ASSIGNMENT: Top to bottom, every record is to be copied word for word.
■ ■ ■
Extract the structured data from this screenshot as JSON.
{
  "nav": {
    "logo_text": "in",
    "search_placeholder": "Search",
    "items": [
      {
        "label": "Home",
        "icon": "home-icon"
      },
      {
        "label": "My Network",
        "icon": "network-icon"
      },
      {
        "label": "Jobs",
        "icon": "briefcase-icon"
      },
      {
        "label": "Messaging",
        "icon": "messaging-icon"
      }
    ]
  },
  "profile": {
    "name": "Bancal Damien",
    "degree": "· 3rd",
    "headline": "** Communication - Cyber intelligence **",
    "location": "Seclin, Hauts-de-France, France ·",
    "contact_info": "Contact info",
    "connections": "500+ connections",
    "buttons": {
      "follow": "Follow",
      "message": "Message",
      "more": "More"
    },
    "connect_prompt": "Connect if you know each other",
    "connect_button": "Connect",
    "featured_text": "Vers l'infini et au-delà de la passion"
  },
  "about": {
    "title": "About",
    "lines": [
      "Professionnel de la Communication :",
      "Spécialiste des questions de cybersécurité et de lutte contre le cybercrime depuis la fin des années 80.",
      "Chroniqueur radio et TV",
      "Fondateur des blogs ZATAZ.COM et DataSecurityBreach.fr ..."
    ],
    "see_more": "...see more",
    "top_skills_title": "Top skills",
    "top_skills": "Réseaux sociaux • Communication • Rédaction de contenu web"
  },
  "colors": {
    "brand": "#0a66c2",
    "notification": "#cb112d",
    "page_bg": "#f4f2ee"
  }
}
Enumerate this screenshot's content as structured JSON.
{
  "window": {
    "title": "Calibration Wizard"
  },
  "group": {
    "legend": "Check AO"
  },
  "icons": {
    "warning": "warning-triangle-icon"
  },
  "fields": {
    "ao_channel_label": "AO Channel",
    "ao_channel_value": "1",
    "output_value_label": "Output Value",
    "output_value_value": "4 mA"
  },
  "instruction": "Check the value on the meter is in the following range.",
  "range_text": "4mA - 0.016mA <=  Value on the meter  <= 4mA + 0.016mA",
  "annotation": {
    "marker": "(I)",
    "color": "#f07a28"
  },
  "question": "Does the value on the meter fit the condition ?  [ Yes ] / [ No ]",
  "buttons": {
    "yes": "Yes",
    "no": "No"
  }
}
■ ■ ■
EXERCISE RESPONSE:
Extract the structured data from this screenshot as JSON.
{
  "nav": {
    "logo_text": "in",
    "search_placeholder": "Search",
    "items": [
      {
        "label": "Home",
        "icon": "home-icon"
      },
      {
        "label": "My Network",
        "icon": "network-icon"
      },
      {
        "label": "Jobs",
        "icon": "briefcase-icon"
      },
      {
        "label": "Messaging",
        "icon": "messaging-icon"
      }
    ]
  },
  "profile": {
    "name": "Bancal Damien",
    "degree": "· 3rd",
    "headline": "** Communication - Cyber intelligence **",
    "location": "Seclin, Hauts-de-France, France ·",
    "contact_info": "Contact info",
    "connections": "500+ connections",
    "buttons": {
      "follow": "Follow",
      "message": "Message",
      "more": "More"
    },
    "connect_prompt": "Connect if you know each other",
    "connect_button": "Connect",
    "featured_text": "Vers l'infini et au-delà de la passion"
  },
  "about": {
    "title": "About",
    "lines": [
      "Professionnel de la Communication :",
      "Spécialiste des questions de cybersécurité et de lutte contre le cybercrime depuis la fin des années 80.",
      "Chroniqueur radio et TV",
      "Fondateur des blogs ZATAZ.COM et DataSecurityBreach.fr ..."
    ],
    "see_more": "...see more",
    "top_skills_title": "Top skills",
    "top_skills": "Réseaux sociaux • Communication • Rédaction de contenu web"
  },
  "colors": {
    "brand": "#0a66c2",
    "notification": "#cb112d",
    "page_bg": "#f4f2ee"
  }
}
Enumerate this screenshot's content as structured JSON.
{
  "window": {
    "title": "Calibration Wizard"
  },
  "group": {
    "legend": "Check AO"
  },
  "icons": {
    "warning": "warning-triangle-icon"
  },
  "fields": {
    "ao_channel_label": "AO Channel",
    "ao_channel_value": "1",
    "output_value_label": "Output Value",
    "output_value_value": "4 mA"
  },
  "instruction": "Check the value on the meter is in the following range.",
  "range_text": "4mA - 0.016mA <=  Value on the meter  <= 4mA + 0.016mA",
  "annotation": {
    "marker": "(I)",
    "color": "#f07a28"
  },
  "question": "Does the value on the meter fit the condition ?  [ Yes ] / [ No ]",
  "buttons": {
    "yes": "Yes",
    "no": "No"
  }
}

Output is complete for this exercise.